About environmental certifications:
This is a very broad topic - the world of certifications. The only thing I can say here is that you need to look which ones are relevant for your customers and your applications. At HP, we make a constant effort to get the certifications and regulatory approvals needed for each market application, to help our customers succeed.
An important point to clarify here is that not all certifications refer to the same things. There are certifications like CE or Energy Star that refer to the printer. There are others like UL or Eco Mark that refer to the inks and cartridges. Others, like FSC or PEFC, refer to the substrates. Others like AGBB or LEED refer to the print itself.

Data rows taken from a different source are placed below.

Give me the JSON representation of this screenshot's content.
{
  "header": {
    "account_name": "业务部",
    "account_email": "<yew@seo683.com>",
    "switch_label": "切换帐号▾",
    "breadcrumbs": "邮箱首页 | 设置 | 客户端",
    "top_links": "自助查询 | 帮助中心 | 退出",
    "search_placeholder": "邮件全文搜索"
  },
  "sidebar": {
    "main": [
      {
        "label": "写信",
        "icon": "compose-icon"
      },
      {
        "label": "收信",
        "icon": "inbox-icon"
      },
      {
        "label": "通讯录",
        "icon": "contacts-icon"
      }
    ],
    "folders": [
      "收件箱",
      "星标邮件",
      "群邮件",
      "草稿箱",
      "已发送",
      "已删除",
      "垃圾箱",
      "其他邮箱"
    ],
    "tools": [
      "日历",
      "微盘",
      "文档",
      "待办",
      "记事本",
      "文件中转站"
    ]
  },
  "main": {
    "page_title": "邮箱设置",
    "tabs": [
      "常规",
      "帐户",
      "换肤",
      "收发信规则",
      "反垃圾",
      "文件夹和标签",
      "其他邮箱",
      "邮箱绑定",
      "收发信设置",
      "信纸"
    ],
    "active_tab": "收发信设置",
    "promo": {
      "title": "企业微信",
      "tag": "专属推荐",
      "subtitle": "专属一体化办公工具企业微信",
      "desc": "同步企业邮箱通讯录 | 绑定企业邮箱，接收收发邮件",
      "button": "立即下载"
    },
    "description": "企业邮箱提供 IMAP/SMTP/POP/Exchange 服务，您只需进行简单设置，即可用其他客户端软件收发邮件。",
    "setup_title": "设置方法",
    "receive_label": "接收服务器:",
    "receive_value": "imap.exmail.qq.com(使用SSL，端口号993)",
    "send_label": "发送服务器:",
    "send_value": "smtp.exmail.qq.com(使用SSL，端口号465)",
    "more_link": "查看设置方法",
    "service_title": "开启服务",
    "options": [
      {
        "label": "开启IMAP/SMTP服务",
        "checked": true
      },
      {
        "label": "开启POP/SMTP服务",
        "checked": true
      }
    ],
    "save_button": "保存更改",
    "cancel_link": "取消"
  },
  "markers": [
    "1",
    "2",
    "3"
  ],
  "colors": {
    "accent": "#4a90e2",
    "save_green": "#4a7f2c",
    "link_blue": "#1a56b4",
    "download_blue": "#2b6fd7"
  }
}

And others like the UL Greenguard refers to several things, in this case the ink, the substrate or the finished print. So if you wonder how eco-solvent inks achieve certifications like GREENGUARD, it’s simply because these certifications are related to the finished and degassed print, and not to the inks or the printer itself.
To help our customers navigate into this complex world of names and logos, we did a comprehensive map of the HP Latex 300 certifications you can see below. See the specific HP Latex 360 environmental credentials:
Learn more at General Environmental certifications and ecolabels overview.
Finally, let me say few words about VOC’s, as there is some confusion in the market and many certifications relate to that. VOC’s refer to Volatile Organic Compounds, and are strictly regulated as they have an impact in the quality of the air. And as it happens with the inks, the key point is if they are hazardous or not. If you use perfume every morning, you are emitting VOC’s – but don’t worry, are non-hazardous ones. HP Latex printers do emit a low level of VOC’s (not perfume, of course), but most important they emit ZERO level of hazardous VOC’s (also known as HAPs – hazardous air pollutants).
Following the HP Latex printers site preparation recommendations, the temperature, emitted water vapor and non-hazardous VOCs are maintained within pleasant comfort levels.
One last thing…
Let me finish this post by saying that I firmly believe the future of inkjet printing is water-based inks. We are glad to see that the printing world is moving to more sustainable solutions, and that all ink manufacturers who want to be relevant in the future are working on some sort of water-based ink technology – they might call it latex, resin, or other names, but that’s the direction.
The paint industry made the shift many years ago; in the industry of wide format printing, solvent inks have been a great technology the past 20 years, but the world has evolved. We initiated this transformation and are fully committed to continue leading the development of Latex technology and latex portfolio to finally replace all solvent inks.
Need more information?
You can get more information on HP Latex vs. eco-solvent ink composition and environmental considerations from the Manufacturer Safety Data Sheet (MSDS) that all ink manufacturers are legally required to publish (See HP MSDS here).
If you are a printing company and want to learn about the key facts that influence printing more sustainably, and how to assist and communicate your sustainability efforts and advantages to your customers, please take the HP Ecosolutions training and get the certification by HP. Find the link here.
Thanks for reading so far, and as always I hope you found this post interesting.